Gov.-elect Susana Martinez has nominated a woman who implemented education reforms in Florida to be New Mexico’s public education secretary.
Hanna Skandera “served as the deputy commissioner of education under (Florida) Governor Jeb Bush, where she promoted and implemented middle and high school reforms that instituted greater accountability, incentives for high performance and the end of social promotion,” a news release from Martinez’s transition team states.
“As a result of the education reforms put in place in Florida, reading scores improved dramatically across ethnic groups, with Hispanic students outperforming all students in 31 other states,” the release states.

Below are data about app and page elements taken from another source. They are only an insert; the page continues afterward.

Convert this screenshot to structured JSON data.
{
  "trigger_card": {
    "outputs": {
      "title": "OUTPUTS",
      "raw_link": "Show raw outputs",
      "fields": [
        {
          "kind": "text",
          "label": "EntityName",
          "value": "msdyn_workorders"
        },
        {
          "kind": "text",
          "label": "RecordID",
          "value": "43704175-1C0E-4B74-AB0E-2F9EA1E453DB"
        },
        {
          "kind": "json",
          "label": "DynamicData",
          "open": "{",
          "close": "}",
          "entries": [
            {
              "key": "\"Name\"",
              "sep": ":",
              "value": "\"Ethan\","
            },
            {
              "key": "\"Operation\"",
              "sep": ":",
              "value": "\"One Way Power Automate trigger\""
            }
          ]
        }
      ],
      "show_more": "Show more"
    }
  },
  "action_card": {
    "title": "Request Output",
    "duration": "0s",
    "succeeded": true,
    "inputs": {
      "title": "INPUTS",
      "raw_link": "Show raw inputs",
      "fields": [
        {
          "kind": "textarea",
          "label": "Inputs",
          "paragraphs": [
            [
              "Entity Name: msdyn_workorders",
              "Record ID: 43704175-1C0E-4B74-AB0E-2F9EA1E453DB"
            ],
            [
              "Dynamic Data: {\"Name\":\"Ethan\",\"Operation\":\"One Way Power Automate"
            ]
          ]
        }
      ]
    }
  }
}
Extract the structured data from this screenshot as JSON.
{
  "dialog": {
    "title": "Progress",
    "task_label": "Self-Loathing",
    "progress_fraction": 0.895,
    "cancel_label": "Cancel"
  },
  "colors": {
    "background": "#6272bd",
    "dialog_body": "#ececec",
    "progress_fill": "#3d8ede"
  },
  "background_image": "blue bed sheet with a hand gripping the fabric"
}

Skandera has also served as a senior policy advisor for the U.S. Department of Education and undersecretary for education for the State of California.
“Hanna is a proven reformer who has successfully implemented education innovations and achievement-based reforms for two of our nation’s governors,” Martinez said in a news release. “She shares my belief that we must focus on implementing reforms that improve student achievement here in New Mexico, rather than simply throwing more money at a failed system.”
Skandera said Martinez has directed her “to reform a system that has failed young New Mexicans, and we will do so by raising standards, rewarding excellence and re-focusing our attention on classroom achievement.”
“The foundation for these bold changes is an approach to education that puts students first,” she said.
Update, 3:45 p.m.
Martinez’s team sent this statement from Bush:
“Hanna is a passionate, effective advocate for improving student achievement. Her vast academic, government and professional experience in education makes her an incredible asset to New Mexico as they work to improve student outcomes.”
Update, 4:15 p.m.
Think New Mexico’s Fred Nathan was quick to praise the selection of Skandera.
“Governor Elect Susana Martinez deserves an A+ for choosing Hanna Skandera as PED secretary,” he said. “Skandera is a true education reformer and a data-driven proponent of smaller schools. Her selection is especially good news for public school children and their parents seeking smaller learning environments.”
Think New Mexico is advocating for smaller schools, and Nathan pointed to an article co-authored by Skandera that does the same.